There are two types of flavors that can be chosen according to one's taste or the occasion. [Ed. Note: A girl loves her choices.] There is the Original, which has basic flavoring, and the Caesar that tastes like the popular salad. [Ed. Note: Not like the popular Roman leader.] Along with carrots and celery sticks, the Original will not only go great with your favorite dip, but the dip will actually enhance the flavor of the crisps. Please give it a try. [Ed. Note: Wait a second...the peas taste good with dip, and the dip tastes good with the peas? This is fascinating! But this only applies to Original flavor. I guess the editorial board axed the logical extension of that last part: "But Caesar tastes like ass with dip. Please avoid it."]

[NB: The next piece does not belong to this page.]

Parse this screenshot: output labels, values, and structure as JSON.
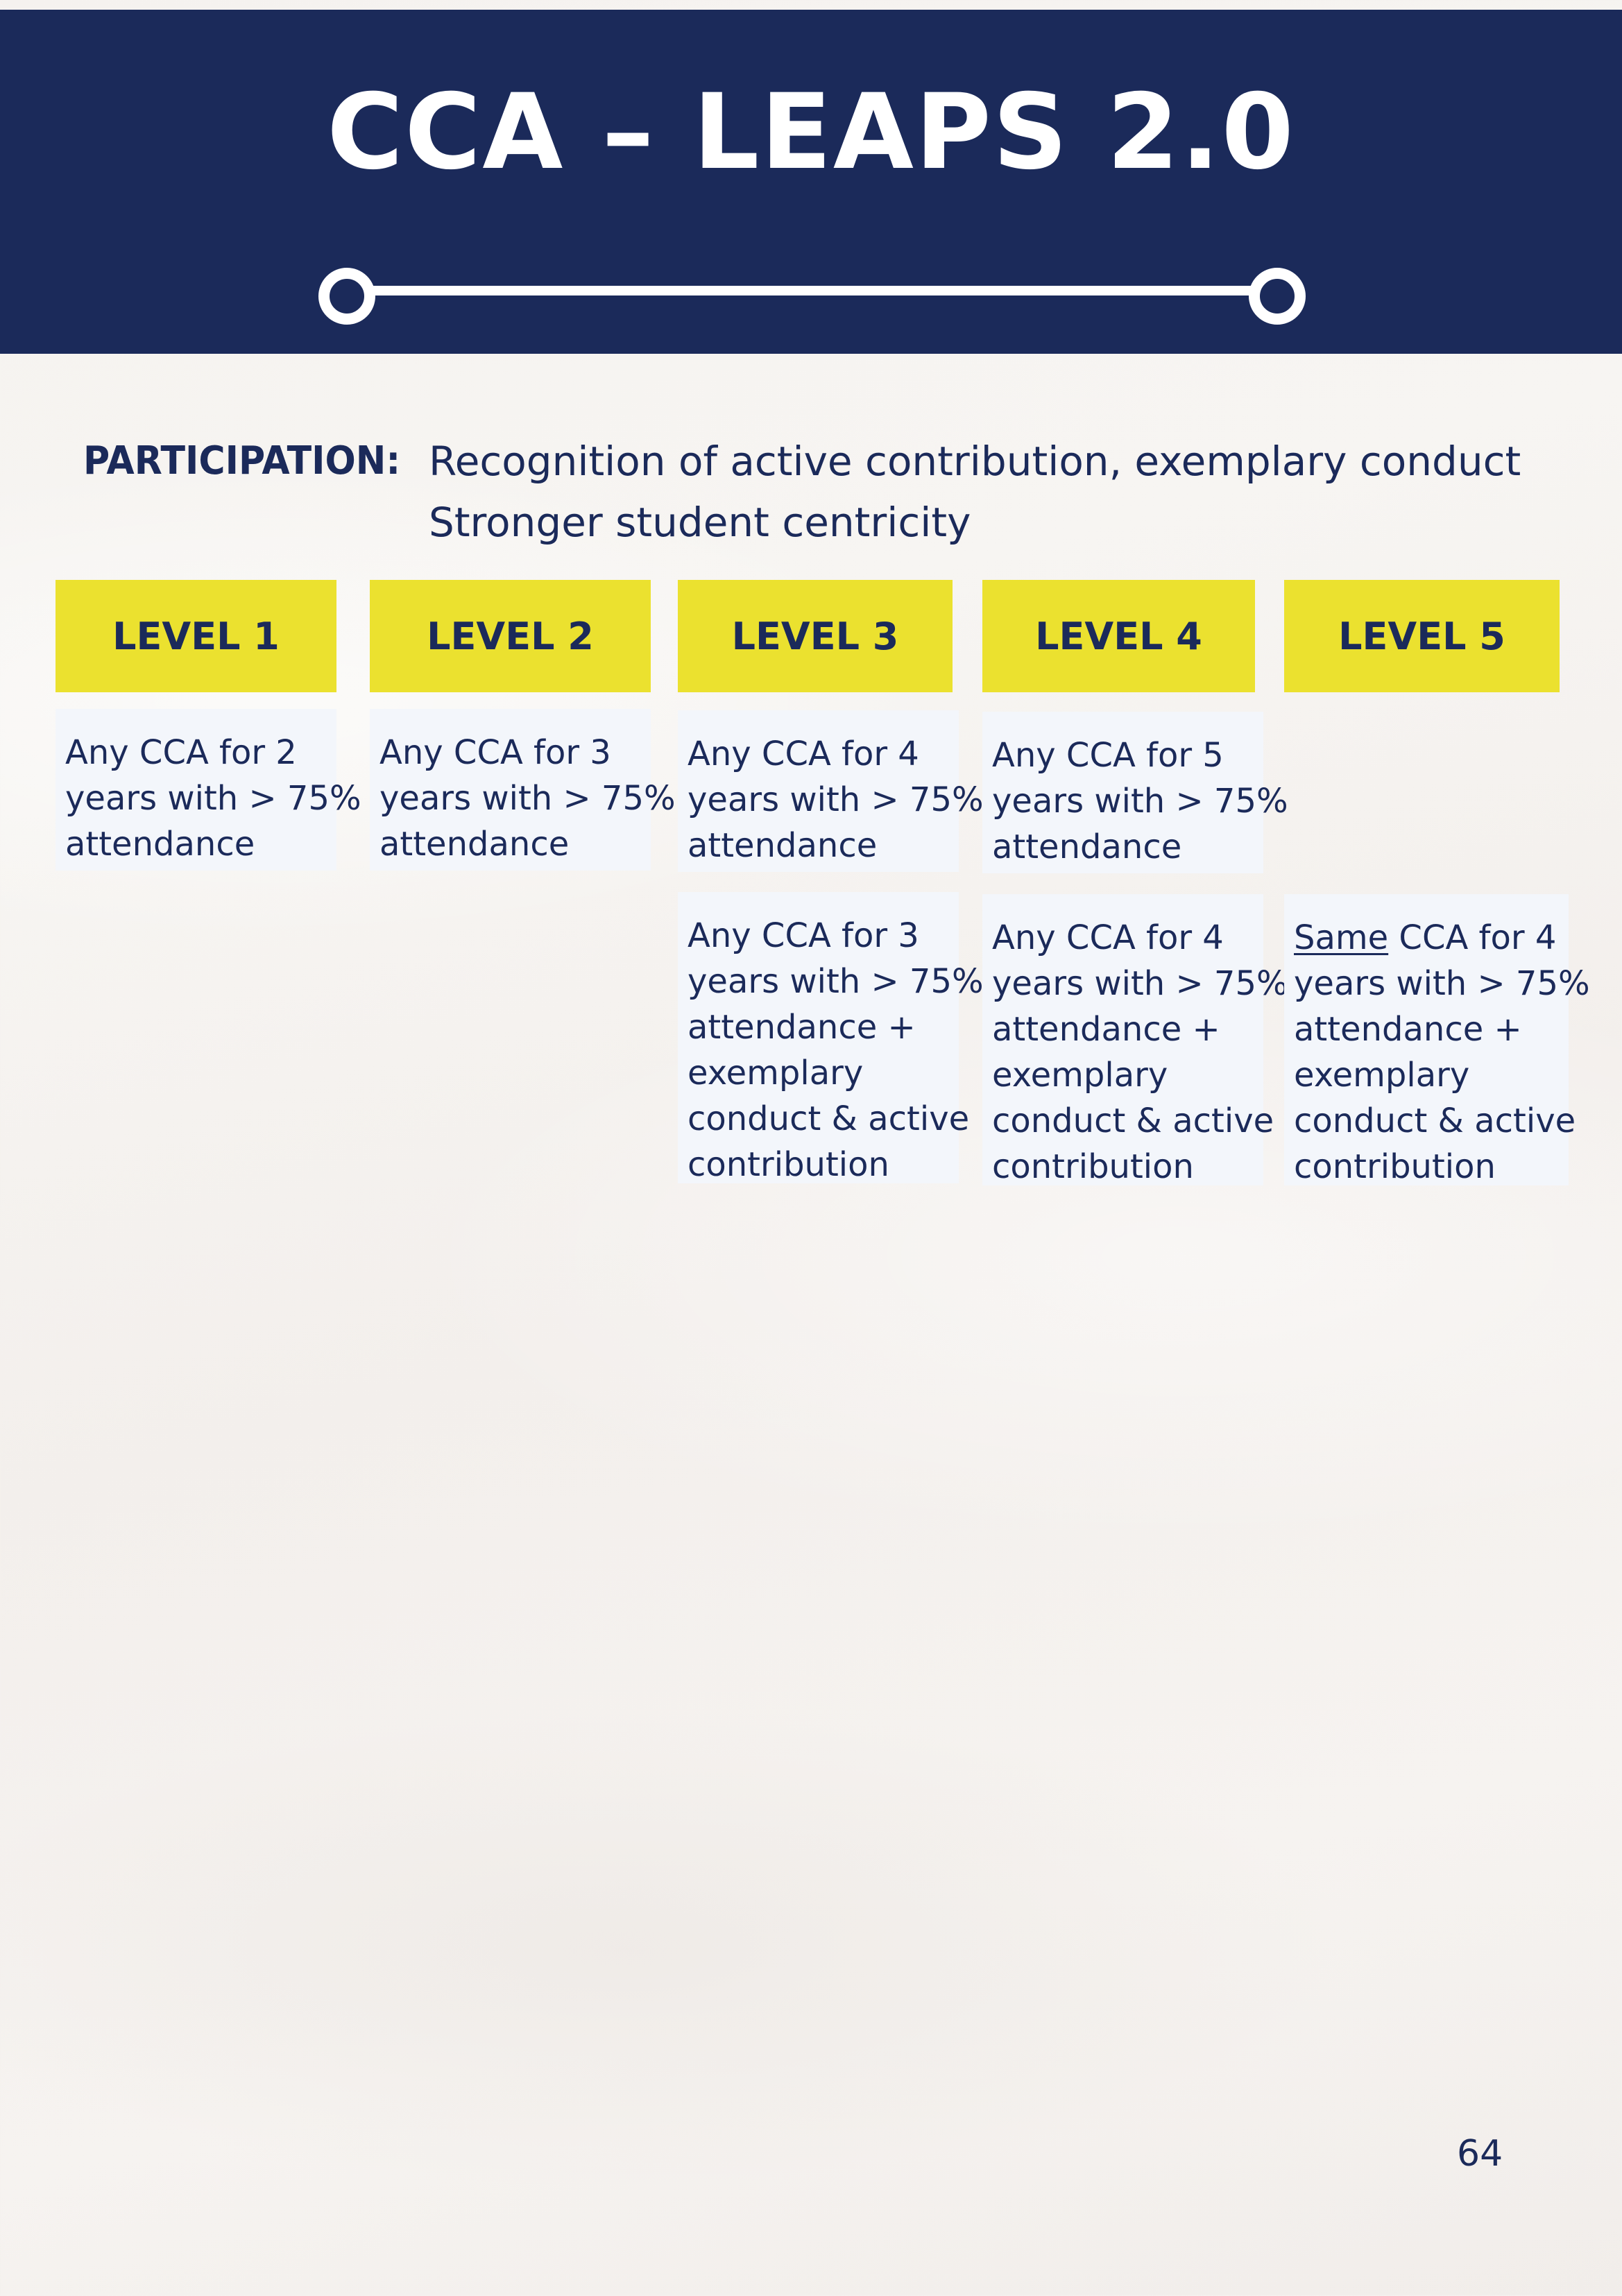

Peas have been an important part of the human diet for approximately 8,000 years. In fact, remains of snow peas dating back to the New Stone Age (or around 4500 B.C.) have been found around a lake in Switzerland...in an Egyptian grave around the time of the pharaohs...and even in the ancient ruins of Troy. Peas have also been widely cultivated along the Mediterranean coast as well as in the area of Mesopotamia, and they continue to be an important agricultural crop influencing different cultures and their eating habits. [Ed. Note: This last paragraph isn't nearly as funny, although I do wonder how the conversation went among the archaeologists when excavating the Egyptian grave-site. "Get a load of this golden sarcophagus..." "Watch it, you buffoon! You almost stepped on the remains of the peas!"]

Snacktime will never be the same again.


Jean said...

But did you even open them? How do they TASTE? I wanna know!

tilney said...

Oh, yeah - the taste! They were pretty good. A nice savory snack.